Directions = Type out each entry exactly.

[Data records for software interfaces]

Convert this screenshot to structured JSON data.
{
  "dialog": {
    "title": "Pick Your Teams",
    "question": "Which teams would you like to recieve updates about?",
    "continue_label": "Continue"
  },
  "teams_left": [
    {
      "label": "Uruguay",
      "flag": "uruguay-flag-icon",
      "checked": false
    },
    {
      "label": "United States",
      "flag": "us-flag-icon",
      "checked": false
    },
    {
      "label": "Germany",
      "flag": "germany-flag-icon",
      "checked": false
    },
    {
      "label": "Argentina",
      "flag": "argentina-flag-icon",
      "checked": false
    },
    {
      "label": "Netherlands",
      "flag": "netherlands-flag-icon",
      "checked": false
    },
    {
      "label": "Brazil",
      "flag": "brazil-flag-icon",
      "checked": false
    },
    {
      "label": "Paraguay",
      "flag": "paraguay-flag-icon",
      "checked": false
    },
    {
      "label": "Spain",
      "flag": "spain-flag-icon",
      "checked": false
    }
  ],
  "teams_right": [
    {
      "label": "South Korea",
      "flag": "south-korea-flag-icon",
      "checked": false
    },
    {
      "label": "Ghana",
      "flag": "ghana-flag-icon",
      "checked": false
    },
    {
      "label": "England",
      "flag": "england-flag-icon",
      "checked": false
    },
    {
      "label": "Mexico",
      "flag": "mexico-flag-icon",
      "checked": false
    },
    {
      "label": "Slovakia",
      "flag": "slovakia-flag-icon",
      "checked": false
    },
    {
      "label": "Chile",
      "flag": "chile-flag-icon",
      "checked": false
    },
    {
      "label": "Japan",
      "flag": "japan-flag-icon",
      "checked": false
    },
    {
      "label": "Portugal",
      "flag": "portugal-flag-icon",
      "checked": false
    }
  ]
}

Response =
Convert this screenshot to structured JSON data.
{
  "dialog": {
    "title": "Pick Your Teams",
    "question": "Which teams would you like to recieve updates about?",
    "continue_label": "Continue"
  },
  "teams_left": [
    {
      "label": "Uruguay",
      "flag": "uruguay-flag-icon",
      "checked": false
    },
    {
      "label": "United States",
      "flag": "us-flag-icon",
      "checked": false
    },
    {
      "label": "Germany",
      "flag": "germany-flag-icon",
      "checked": false
    },
    {
      "label": "Argentina",
      "flag": "argentina-flag-icon",
      "checked": false
    },
    {
      "label": "Netherlands",
      "flag": "netherlands-flag-icon",
      "checked": false
    },
    {
      "label": "Brazil",
      "flag": "brazil-flag-icon",
      "checked": false
    },
    {
      "label": "Paraguay",
      "flag": "paraguay-flag-icon",
      "checked": false
    },
    {
      "label": "Spain",
      "flag": "spain-flag-icon",
      "checked": false
    }
  ],
  "teams_right": [
    {
      "label": "South Korea",
      "flag": "south-korea-flag-icon",
      "checked": false
    },
    {
      "label": "Ghana",
      "flag": "ghana-flag-icon",
      "checked": false
    },
    {
      "label": "England",
      "flag": "england-flag-icon",
      "checked": false
    },
    {
      "label": "Mexico",
      "flag": "mexico-flag-icon",
      "checked": false
    },
    {
      "label": "Slovakia",
      "flag": "slovakia-flag-icon",
      "checked": false
    },
    {
      "label": "Chile",
      "flag": "chile-flag-icon",
      "checked": false
    },
    {
      "label": "Japan",
      "flag": "japan-flag-icon",
      "checked": false
    },
    {
      "label": "Portugal",
      "flag": "portugal-flag-icon",
      "checked": false
    }
  ]
}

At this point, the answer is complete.